Ambrosia added that opening during the pandemic set them up for success because they were able to adapt their business model to thrive in COVID conditions and easily shape what they wanted Melo Cafe to look like in a post-pandemic world.
Melo Cafe is a carefully curated space where Hanan and Ambrosia want everyone to feel welcome.
“Hanan and I talk about it all the time, the curation of a third space, and how important it is to open your doors and let people feel at home in between work and home,” Ambrosia said. “Hospitality is natural for us.”
Ambrosia’s favorite item at Melo Cafe is the pecan praline Belgian waffle with added fruit, and Hanan is addicted to the combination of carrots and oranges, so the Melo Sunrise is her go-to drink. You can also find okazu pan from Umami Kushi, Herkimer coffee, pastries, and empanadas from Rapa Nui Foods on Melo Cafe’s menu.
As for the future of Melo, Ambrosia and Hanan want to make Melo Juice accessible to everyone everywhere while maintaining their signature sense of hospitality.
“Maintaining integrity in our ingredients, our style, and the way that we treat people — and always looking to expand and reach the greater community — is my ultimate goal with Melo,” Ambrosia said.
Kristina Rivera is the marketing and communications coordinator at Intentionalist. She graduated from Western Washington University with a degree in journalism and public relations and has worked with organizations ranging from local nonprofits to global PR firms.
📸 Featured Image: A plate of fruit and cream Belgian waffles, bottles of Melo Juice, pastries, and coffee from Melo Cafe in the Central District. (Photo: Melo Cafe)
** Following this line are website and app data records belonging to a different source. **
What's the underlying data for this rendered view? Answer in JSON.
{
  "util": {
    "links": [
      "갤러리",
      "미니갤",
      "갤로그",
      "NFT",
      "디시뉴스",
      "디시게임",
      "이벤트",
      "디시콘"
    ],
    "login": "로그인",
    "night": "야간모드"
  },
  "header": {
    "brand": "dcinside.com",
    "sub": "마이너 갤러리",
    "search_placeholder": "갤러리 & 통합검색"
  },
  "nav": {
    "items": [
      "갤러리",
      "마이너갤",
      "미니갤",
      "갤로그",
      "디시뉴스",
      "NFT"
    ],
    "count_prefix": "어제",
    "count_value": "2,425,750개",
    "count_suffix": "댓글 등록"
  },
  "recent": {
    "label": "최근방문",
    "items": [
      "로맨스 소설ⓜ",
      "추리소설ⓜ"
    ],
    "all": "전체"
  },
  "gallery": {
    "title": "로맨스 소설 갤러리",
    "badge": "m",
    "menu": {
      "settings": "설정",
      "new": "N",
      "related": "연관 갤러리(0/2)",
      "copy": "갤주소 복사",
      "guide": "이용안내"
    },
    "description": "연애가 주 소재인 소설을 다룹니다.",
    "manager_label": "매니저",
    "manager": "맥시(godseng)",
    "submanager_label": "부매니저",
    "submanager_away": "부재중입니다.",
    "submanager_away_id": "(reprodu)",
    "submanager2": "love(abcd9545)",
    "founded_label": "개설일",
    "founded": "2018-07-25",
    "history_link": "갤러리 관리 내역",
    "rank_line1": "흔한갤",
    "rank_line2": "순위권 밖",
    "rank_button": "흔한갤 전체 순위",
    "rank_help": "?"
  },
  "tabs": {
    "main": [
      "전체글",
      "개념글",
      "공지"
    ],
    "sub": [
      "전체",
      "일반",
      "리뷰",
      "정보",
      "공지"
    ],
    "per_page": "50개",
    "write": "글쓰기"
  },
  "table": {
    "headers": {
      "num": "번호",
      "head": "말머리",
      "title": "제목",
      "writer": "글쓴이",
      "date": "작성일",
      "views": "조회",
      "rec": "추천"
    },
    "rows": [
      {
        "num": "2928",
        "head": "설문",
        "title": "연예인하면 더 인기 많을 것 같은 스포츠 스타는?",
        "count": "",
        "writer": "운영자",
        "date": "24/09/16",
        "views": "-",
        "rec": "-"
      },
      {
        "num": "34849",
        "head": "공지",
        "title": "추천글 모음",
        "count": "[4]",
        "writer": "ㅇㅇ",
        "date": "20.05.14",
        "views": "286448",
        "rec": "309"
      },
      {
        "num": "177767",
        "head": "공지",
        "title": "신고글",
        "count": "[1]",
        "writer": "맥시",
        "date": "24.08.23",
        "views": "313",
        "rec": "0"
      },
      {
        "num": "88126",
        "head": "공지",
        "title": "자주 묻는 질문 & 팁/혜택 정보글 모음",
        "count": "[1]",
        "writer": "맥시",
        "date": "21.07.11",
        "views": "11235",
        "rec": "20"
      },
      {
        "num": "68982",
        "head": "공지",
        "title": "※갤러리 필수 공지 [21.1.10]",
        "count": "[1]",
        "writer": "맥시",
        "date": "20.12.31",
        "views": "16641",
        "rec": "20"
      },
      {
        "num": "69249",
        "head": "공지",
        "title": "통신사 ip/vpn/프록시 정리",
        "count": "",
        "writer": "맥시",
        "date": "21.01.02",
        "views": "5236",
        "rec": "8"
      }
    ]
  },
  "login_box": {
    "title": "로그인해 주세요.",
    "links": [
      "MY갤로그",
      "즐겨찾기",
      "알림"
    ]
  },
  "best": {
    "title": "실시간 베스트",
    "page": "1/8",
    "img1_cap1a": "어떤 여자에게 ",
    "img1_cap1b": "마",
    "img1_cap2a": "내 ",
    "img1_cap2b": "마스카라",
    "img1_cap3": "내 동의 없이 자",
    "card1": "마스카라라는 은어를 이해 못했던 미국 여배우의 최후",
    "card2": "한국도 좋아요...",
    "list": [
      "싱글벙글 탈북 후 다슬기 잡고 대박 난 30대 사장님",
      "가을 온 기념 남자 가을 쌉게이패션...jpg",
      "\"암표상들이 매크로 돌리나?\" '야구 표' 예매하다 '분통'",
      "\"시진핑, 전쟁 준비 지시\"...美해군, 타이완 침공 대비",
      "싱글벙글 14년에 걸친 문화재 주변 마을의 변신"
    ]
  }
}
Before you move on to the next story … Please consider that the article you just read was made possible by the generous financial support of donors and sponsors. The Emerald is a BIPOC-led nonprofit news outlet with the mission of offering a wider lens of our region’s most diverse, least affluent, and woefully under-reported communities. Please consider making a one-time gift or, better yet, joining our Rainmaker Family by becoming a monthly donor. Your support will help provide fair pay for our journalists and enable them to continue writing the important stories that offer relevant news, information, and analysis. Support the Emerald!